“While many aspects of adult and childhood SLE pathophysiology are likely similar, important differences exist concerning genetic predisposition, environmental triggers, pharmacokinetics and management of concerns specific to the pediatric population such as neurodevelopment, growth, puberty, mental health and educational development,” Stacy P. Ardoin, MD, of Nationwide Children’s Hospital, and colleagues wrote.
The researchers added that “our understanding of [childhood-onset] SLE is limited by key gaps in knowledge surrounding these factors, which influence natural history as well as the identification of phenotypic and molecular heterogeneity impacting treatment choices, clinical outcomes and medication toxicity.”
Nephritis ranked among the top research priorities related to childhood-onset SLE in a survey of rheumatologists, dermatologists and nephrologists.
To address these gaps in knowledge, the Lupus Foundation of America (LFA) and the Childhood Arthritis and Rheumatology Research Alliance (CARRA) partnered to develop and distribute surveys to rheumatologists, dermatologists and nephrologists. The survey itself was developed by a working group that included members of both the LFA and CARRA, as well as the Midwestern Pediatric Nephrology Consortium (MWPNC) and the Pediatric Dermatology Research Association (PeDRA), based on their expertise and a literature review.
The online survey was distributed via Qualtrics to 752 members of CARRA, the MWPNC and the PeDRA. It included 17 items, and asked respondents to categorize research domains as either high, medium or low priority. In addition, for domains categorized as high priority, respondents were asked to rank research topics within that category.

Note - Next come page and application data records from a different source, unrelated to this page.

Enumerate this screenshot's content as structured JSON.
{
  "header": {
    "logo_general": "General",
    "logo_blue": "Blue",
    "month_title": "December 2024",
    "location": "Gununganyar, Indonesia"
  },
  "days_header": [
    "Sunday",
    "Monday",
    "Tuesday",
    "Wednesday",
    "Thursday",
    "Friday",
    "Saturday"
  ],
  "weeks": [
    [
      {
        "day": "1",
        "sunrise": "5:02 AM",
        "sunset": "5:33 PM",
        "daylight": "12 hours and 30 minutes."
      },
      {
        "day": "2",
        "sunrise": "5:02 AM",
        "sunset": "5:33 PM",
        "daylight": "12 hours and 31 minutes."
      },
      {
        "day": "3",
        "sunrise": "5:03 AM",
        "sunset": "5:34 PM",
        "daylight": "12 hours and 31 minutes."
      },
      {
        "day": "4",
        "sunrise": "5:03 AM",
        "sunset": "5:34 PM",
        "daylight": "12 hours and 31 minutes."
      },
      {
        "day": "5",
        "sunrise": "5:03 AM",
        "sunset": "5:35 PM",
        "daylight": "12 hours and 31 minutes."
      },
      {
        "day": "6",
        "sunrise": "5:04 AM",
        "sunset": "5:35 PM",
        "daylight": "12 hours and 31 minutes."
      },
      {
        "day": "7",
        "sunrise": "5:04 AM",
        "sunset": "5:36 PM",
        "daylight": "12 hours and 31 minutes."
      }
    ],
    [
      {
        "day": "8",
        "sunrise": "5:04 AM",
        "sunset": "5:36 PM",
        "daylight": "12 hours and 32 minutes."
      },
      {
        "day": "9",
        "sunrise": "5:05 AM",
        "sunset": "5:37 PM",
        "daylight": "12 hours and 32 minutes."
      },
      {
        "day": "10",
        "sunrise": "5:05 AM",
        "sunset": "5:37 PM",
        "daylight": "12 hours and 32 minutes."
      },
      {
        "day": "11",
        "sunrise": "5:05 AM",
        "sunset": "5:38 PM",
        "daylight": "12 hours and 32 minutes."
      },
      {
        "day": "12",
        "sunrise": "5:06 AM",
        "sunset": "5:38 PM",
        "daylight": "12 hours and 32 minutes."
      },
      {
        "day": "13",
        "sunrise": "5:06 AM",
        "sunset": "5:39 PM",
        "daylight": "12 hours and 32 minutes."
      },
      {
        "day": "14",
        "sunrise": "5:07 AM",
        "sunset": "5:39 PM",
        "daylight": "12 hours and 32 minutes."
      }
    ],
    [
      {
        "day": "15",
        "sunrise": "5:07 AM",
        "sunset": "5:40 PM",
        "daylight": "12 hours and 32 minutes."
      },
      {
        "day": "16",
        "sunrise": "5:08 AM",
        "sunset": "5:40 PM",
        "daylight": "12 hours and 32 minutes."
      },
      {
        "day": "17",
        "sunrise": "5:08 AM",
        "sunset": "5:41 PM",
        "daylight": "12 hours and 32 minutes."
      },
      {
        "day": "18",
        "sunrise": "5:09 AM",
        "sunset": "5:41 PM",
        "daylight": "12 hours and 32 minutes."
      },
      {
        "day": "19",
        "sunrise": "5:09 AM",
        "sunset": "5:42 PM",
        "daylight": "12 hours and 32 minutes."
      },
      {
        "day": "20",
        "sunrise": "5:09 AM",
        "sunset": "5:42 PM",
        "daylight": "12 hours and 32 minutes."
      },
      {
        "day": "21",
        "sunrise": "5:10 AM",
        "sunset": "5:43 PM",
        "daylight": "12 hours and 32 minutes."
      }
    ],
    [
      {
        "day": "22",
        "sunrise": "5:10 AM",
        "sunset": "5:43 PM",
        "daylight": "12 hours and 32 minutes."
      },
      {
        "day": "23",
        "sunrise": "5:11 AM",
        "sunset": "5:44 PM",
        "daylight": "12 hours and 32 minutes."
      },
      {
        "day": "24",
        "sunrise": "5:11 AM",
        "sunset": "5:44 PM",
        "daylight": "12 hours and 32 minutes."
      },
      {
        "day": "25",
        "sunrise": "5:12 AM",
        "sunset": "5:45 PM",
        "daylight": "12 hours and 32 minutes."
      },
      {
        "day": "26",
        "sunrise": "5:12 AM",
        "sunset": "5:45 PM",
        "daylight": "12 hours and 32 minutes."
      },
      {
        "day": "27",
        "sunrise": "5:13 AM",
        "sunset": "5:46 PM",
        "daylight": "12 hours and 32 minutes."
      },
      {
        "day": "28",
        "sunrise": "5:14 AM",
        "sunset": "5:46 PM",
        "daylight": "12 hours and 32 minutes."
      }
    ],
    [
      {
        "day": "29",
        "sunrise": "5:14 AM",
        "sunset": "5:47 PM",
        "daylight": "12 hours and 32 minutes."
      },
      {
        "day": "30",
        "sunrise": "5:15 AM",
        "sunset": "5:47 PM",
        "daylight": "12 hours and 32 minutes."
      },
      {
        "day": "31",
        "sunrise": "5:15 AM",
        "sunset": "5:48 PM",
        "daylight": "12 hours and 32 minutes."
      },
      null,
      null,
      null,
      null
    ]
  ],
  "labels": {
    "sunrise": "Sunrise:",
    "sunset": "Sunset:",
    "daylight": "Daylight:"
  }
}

A total of 256 individuals responded to the survey, of whom 55% were pediatric rheumatologists, 24% were nephrologists, 7% were dermatologists, 2% were adult and pediatric rheumatologists, 9% were fellows and 2% identified as “other.”
According to the researchers, nephritis was the highest ranked priority for childhood-onset SLE among the participants, followed by clinical trials, biomarkers, neuropsychiatric disease, quality of life, cardiovascular outcomes, transition to adult care, mental care and adult outcomes. Respondents in all groups ranked nephritis, clinical trials and biomarkers among their top five priorities. In addition, all groups agreed on specific areas of focus within each research priority. These included determining best treatments, biomarkers and pathophysiology, drug discovery and novel treatments, understanding long term outcomes, and refining provider reported quality measures.
“These results confirm critical, unmet needs in [childhood-onset] SLE,” Ardoin and colleagues wrote. “It has been well established that lupus nephritis is highly prevalent in [childhood-onset] SLE, and despite clear advances in the improvement of patient and renal survival over the last several decades, clinicians and investigators across specialties agree further research needs to be carried out, particularly around treatments and outcomes. Treatment for [childhood-onset] SLE, and particularly [lupus nephritis], is extrapolated from adult clinical trials data, and optimal drug dosing, duration of therapy and outcomes measurement may be distinct for pediatric patients.” – by Jason Laday
Disclosure: The researchers report no relevant financial disclosures.